13 November 2020
for Madrid Nuevo Norte
Water is a precious commodity in our geographical context, and it will likely become even more scarce in the coming decades due to climate change. Even countries and regions in which water has historically abounded are expected to see their cycle of regular rains disrupted, with increasingly drier conditions. The international community, therefore, has sounded the alarm on the need to rethink the existing water management model and consumption patterns. Cities around the world have embraced the need for efficiently managing this precious resource.
Pioneering strategies are being implemented in various countries across the world to mitigate the effects of global change. Initiatives that, on their face, appear logical, and even obvious, have not been developed on a large scale until recently. These initiatives range from recycling bathwater (the so-called “grey water”) as flush water to storing and reusing rainwater for irrigation or other uses. A variety of actions could help cities consume less water more sustainably if they were broadly implemented.
Over the centuries, cities have replaced the natural land cover, which gradually percolated rainwater into underground aquifers, with pavements made of non-porous materials such as cement tiles, cobblestones and tarmac. Many urban centres have become large expanses with an almost impermeable surface that does not allow infiltration.
Thus, the rain that falls in cities runs on the surface over large distances, contaminated by particulate pollutants, until it is channelled into gutters. This dirty water is mixed with other wastewater, which must then be treated at wastewater treatment plants using expensive and inefficient processes.
The depletion of the natural moisture in the subsoil, which disrupts the water cycle, is another deleterious effect of urban surfaces that are entirely impermeable.
To avoid the adverse effects of this undesirable process on the environment, the cities most committed to sustainability are developing so-called sustainable urban drainage systems (SuDS), which try to restore the permeability of soils in urban environments through different strategies. Countries such as Australia, with strong incentives for water reuse initiatives, and China, with its “Sponge Cities” program, are firmly committed to developing regulations on the use of domestic “greywater” and rainwater in their urban water management practices.
Large cities like New York, San Francisco, London or Cape Town in South Africa are taking a high profile for creating policies advocating the sustainable treatment of surfaces through filtration, capture and reuse of water. Among other measures, the United Kingdom’s capital has adopted policies that make sustainable drainage systems a mandatory requirement in new urban developments. It has also drafted a guide for policymakers to help design new areas, streets and parks and manage positive measures for the water cycle. Furthermore, the British city is conducting educational programmes for young children at schools to highlight the benefits of safeguarding the water cycle.
One of the principles of sustainable drainage is to try to harvest rainwater as close as possible to where it falls.
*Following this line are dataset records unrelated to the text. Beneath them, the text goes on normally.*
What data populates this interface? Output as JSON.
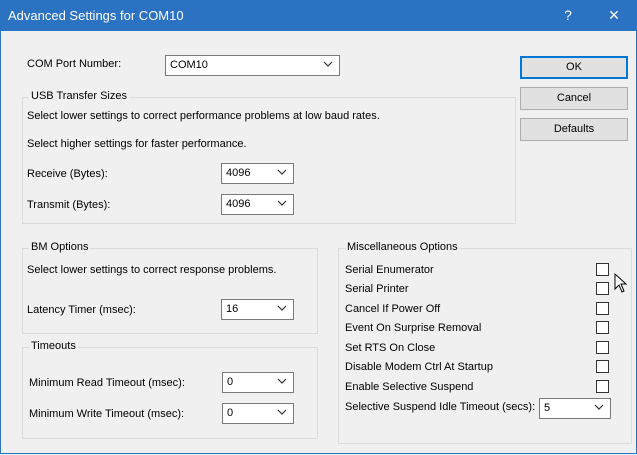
{
  "window": {
    "title": "Advanced Settings for COM10",
    "help_glyph": "?",
    "close_glyph": "✕"
  },
  "com_port": {
    "label": "COM Port Number:",
    "value": "COM10"
  },
  "buttons": {
    "ok": "OK",
    "cancel": "Cancel",
    "defaults": "Defaults"
  },
  "usb": {
    "title": "USB Transfer Sizes",
    "hint1": "Select lower settings to correct performance problems at low baud rates.",
    "hint2": "Select higher settings for faster performance.",
    "receive_label": "Receive (Bytes):",
    "receive_value": "4096",
    "transmit_label": "Transmit (Bytes):",
    "transmit_value": "4096"
  },
  "bm": {
    "title": "BM Options",
    "hint": "Select lower settings to correct response problems.",
    "latency_label": "Latency Timer (msec):",
    "latency_value": "16"
  },
  "timeouts": {
    "title": "Timeouts",
    "read_label": "Minimum Read Timeout (msec):",
    "read_value": "0",
    "write_label": "Minimum Write Timeout (msec):",
    "write_value": "0"
  },
  "misc": {
    "title": "Miscellaneous Options",
    "options": [
      {
        "label": "Serial Enumerator",
        "checked": false
      },
      {
        "label": "Serial Printer",
        "checked": false
      },
      {
        "label": "Cancel If Power Off",
        "checked": false
      },
      {
        "label": "Event On Surprise Removal",
        "checked": false
      },
      {
        "label": "Set RTS On Close",
        "checked": false
      },
      {
        "label": "Disable Modem Ctrl At Startup",
        "checked": false
      },
      {
        "label": "Enable Selective Suspend",
        "checked": false
      }
    ],
    "idle_label": "Selective Suspend Idle Timeout (secs):",
    "idle_value": "5"
  }
}
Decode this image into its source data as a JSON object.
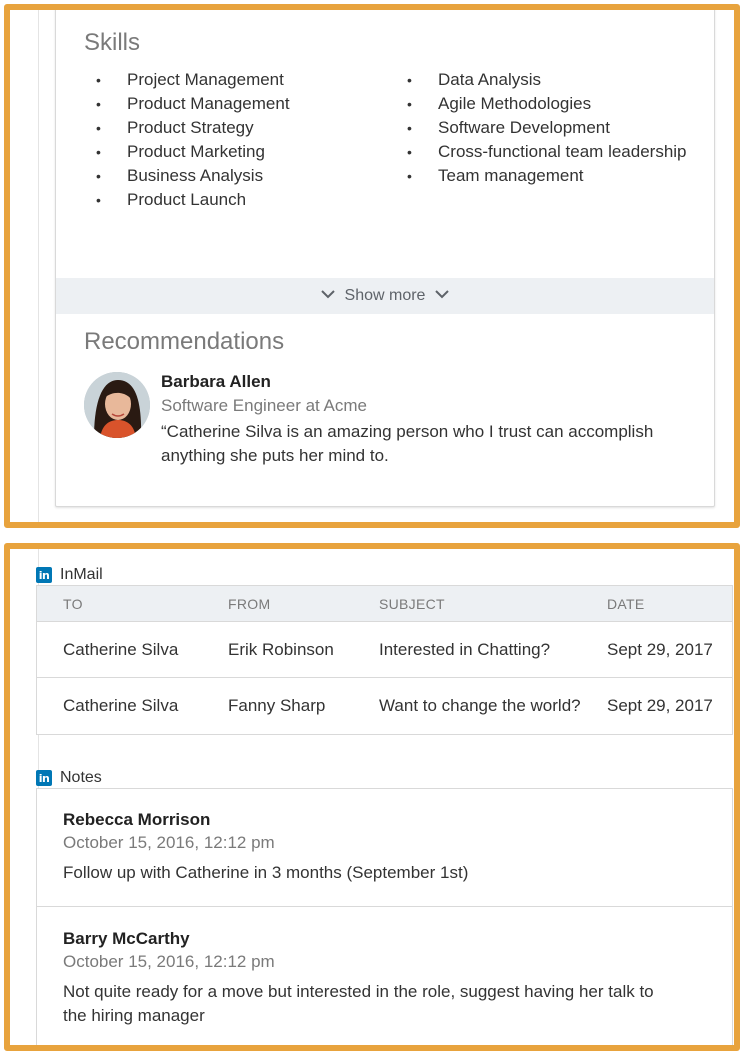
{
  "skills": {
    "title": "Skills",
    "column1": [
      "Project Management",
      "Product Management",
      "Product Strategy",
      "Product Marketing",
      "Business Analysis",
      "Product Launch"
    ],
    "column2": [
      "Data Analysis",
      "Agile Methodologies",
      "Software Development",
      "Cross-functional team leadership",
      "Team management"
    ],
    "show_more_label": "Show more",
    "show_more_icon": "chevron-down-icon"
  },
  "recommendations": {
    "title": "Recommendations",
    "items": [
      {
        "name": "Barbara Allen",
        "role": "Software Engineer at Acme",
        "quote": "“Catherine Silva is an amazing person who I trust can accomplish anything she puts her mind to."
      }
    ]
  },
  "inmail": {
    "title": "InMail",
    "logo_text": "in",
    "columns": [
      "TO",
      "FROM",
      "SUBJECT",
      "DATE"
    ],
    "rows": [
      [
        "Catherine Silva",
        "Erik Robinson",
        "Interested in Chatting?",
        "Sept 29, 2017"
      ],
      [
        "Catherine Silva",
        "Fanny Sharp",
        "Want to change the world?",
        "Sept 29, 2017"
      ]
    ]
  },
  "notes": {
    "title": "Notes",
    "logo_text": "in",
    "items": [
      {
        "author": "Rebecca Morrison",
        "date": "October 15, 2016, 12:12 pm",
        "text": "Follow up with Catherine in 3 months (September 1st)"
      },
      {
        "author": "Barry McCarthy",
        "date": "October 15, 2016, 12:12 pm",
        "text": "Not quite ready for a move but interested in the role, suggest having her talk to the hiring manager"
      }
    ]
  },
  "colors": {
    "highlight": "#E8A33D",
    "linkedin_blue": "#0077B5",
    "bar_gray": "#edf0f3"
  }
}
An innovative resource called “rain gardens” is available to do this. These bounded green areas, which can be completely flooded during heavy rains, harvest significant amounts of water, reducing the risk of flooded sidewalks and roadways, whilst enabling the infiltration of water into the subsoil. To do this, the land’s inclination is taken into account, kerbs and other elements are lowered to improve water flow, and the subsoil is treated to optimise infiltration and recharge capacity. This technique, known as “bioretention”, not only filters the water but also creates wetland habitats that encourage biodiversity.
The mainstreaming of these drainage systems into the cityscape is a crucial development internationally. A case in point is the Bridget Joyce Square in London. This square, next to a school and several playgrounds, had been abandoned and neglected. Today, it has become a major attraction for children and adults, with elements of play and sculptures that leverage the aesthetic opportunities of moving water.
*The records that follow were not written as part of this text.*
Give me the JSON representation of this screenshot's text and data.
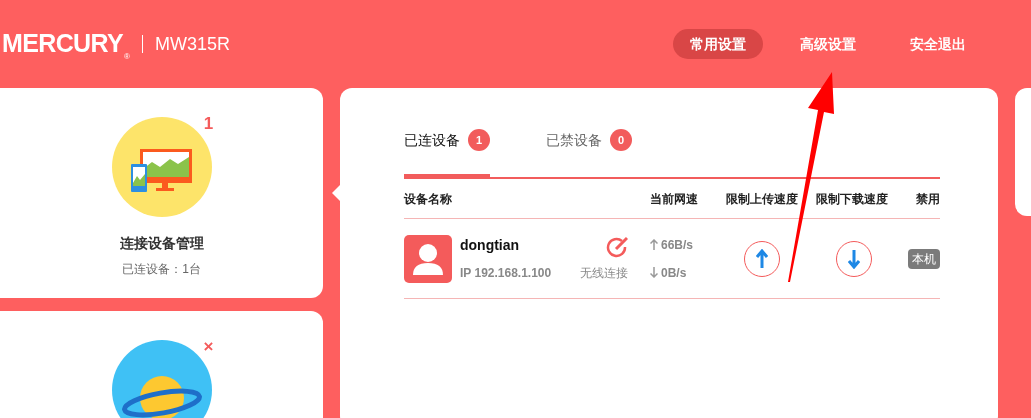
{
  "header": {
    "brand": "MERCURY",
    "registered": "®",
    "model": "MW315R",
    "nav": [
      {
        "label": "常用设置",
        "selected": true
      },
      {
        "label": "高级设置",
        "selected": false
      },
      {
        "label": "安全退出",
        "selected": false
      }
    ]
  },
  "sidebar": {
    "items": [
      {
        "kind": "devices",
        "badge": "1",
        "title": "连接设备管理",
        "subtitle": "已连设备：1台",
        "selected": true
      },
      {
        "kind": "internet",
        "badge": "×",
        "selected": false
      }
    ]
  },
  "tabs": [
    {
      "label": "已连设备",
      "count": "1",
      "selected": true
    },
    {
      "label": "已禁设备",
      "count": "0",
      "selected": false
    }
  ],
  "table": {
    "columns": [
      "设备名称",
      "当前网速",
      "限制上传速度",
      "限制下载速度",
      "禁用"
    ],
    "rows": [
      {
        "name": "dongtian",
        "ip": "IP 192.168.1.100",
        "connection": "无线连接",
        "upload": "66B/s",
        "download": "0B/s",
        "tag": "本机"
      }
    ]
  }
}
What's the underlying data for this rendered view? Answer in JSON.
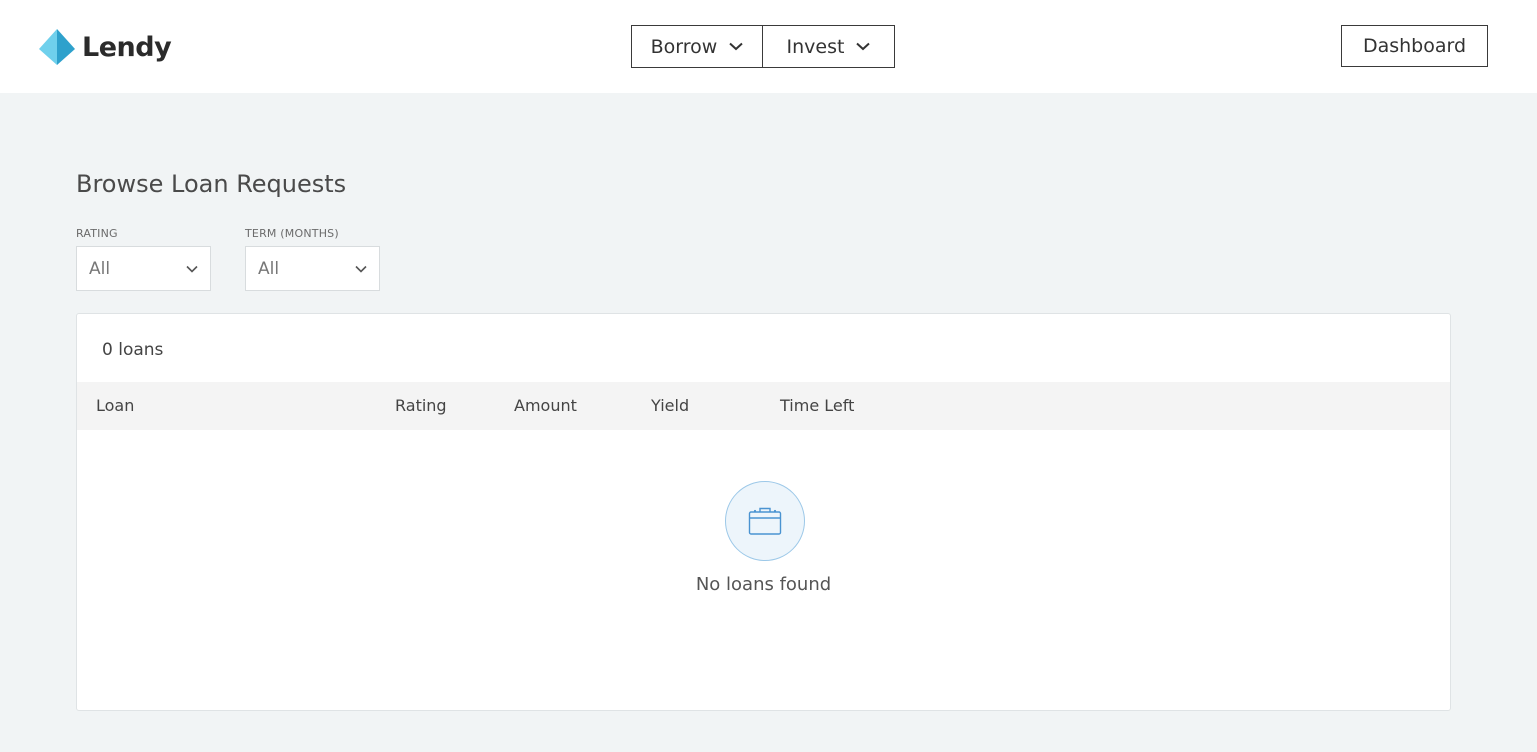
{
  "brand": {
    "name": "Lendy",
    "colors": {
      "logo_light": "#5bc8e8",
      "logo_dark": "#2fa2c9"
    }
  },
  "nav": {
    "borrow_label": "Borrow",
    "invest_label": "Invest",
    "dashboard_label": "Dashboard"
  },
  "page": {
    "title": "Browse Loan Requests"
  },
  "filters": {
    "rating": {
      "label": "RATING",
      "value": "All"
    },
    "term": {
      "label": "TERM (MONTHS)",
      "value": "All"
    }
  },
  "table": {
    "count_text": "0 loans",
    "columns": [
      "Loan",
      "Rating",
      "Amount",
      "Yield",
      "Time Left"
    ],
    "rows": [],
    "empty": {
      "icon": "briefcase-icon",
      "text": "No loans found"
    }
  }
}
Apart from garden-based rainwater harvesting systems, another common sustainable drainage technique is the use of porous pavements that enable rainwater infiltration. This technique has been used in the large car parks at Wanda Metropolitano Stadium in Madrid. The porous pavement allows the water to infiltrate the subsoil quickly, thus avoiding being carried over large distances and becoming contaminated. It also enables runoff harvesting from nearby impermeable areas. Water tanks have been placed under the car parks that surround the stadium.
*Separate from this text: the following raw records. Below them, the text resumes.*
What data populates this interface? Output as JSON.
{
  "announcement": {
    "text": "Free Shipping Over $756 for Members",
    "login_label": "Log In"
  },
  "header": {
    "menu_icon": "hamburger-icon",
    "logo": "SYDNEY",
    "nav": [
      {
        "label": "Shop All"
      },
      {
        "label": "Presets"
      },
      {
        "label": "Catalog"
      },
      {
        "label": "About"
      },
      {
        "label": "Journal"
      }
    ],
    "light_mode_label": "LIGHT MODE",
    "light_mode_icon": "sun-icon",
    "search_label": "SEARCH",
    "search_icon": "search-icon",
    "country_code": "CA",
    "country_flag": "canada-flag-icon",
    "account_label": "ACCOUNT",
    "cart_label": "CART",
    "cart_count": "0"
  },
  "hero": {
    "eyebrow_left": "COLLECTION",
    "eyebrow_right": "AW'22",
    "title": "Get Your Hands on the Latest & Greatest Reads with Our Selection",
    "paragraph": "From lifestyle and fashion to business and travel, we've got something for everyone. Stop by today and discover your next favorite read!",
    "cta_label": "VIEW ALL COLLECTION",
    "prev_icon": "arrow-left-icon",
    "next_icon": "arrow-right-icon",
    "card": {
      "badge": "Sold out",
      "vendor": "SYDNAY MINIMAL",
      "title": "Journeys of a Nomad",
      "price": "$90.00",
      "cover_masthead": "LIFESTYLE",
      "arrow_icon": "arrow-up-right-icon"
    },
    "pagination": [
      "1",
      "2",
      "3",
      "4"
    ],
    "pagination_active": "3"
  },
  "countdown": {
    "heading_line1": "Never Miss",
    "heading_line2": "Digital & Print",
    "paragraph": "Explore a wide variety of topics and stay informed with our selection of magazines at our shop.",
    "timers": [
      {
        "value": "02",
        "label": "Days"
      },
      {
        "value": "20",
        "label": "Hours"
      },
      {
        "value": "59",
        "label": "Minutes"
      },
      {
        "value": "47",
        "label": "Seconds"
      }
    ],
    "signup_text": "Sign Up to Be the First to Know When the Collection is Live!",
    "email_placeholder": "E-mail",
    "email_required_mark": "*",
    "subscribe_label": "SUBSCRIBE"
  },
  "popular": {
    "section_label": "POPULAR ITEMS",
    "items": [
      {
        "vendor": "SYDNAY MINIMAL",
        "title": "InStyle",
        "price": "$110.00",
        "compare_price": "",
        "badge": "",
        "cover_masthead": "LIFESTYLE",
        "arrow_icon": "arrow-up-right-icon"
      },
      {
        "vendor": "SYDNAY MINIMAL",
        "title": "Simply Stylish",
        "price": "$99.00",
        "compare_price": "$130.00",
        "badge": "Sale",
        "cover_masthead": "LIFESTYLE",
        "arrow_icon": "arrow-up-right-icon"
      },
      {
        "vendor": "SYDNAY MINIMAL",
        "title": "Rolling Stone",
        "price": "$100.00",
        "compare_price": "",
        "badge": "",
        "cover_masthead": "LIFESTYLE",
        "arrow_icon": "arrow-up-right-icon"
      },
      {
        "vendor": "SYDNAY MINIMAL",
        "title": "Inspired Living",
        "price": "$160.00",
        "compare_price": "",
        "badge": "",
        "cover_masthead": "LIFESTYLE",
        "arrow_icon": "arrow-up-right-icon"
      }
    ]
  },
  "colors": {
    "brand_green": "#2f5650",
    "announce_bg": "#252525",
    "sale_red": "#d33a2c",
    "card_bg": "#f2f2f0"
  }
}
Madrid Nuevo Norte, the large urban transformation project in Madrid, is placing particular focus on water. It includes measures in line with the best international practice to encourage responsible management and consumption at the district level. The project will implement pioneering measures to reuse water and reduce water consumption in urban buildings and infrastructure.
The project includes initiatives such as the reuse of greywater and roof runoff, and rainwater harvesting to irrigate parks and gardens. It is also considering the introduction of sustainable drainage systems, such as porous pavements, to replicate the natural conditions of the terrain under the streets and parks. The infiltration and harvesting of water in public spaces will not only recharge the natural aquifers but also play an essential role in the design of urban spaces and green areas.
Madrid Nuevo Norte’s urban landscape will also include a new reclaimed water network for street cleaning and irrigating public green areas. A smart, sensor-based irrigation system that will detect weather conditions, supplying the plants the water strictly needed at all times.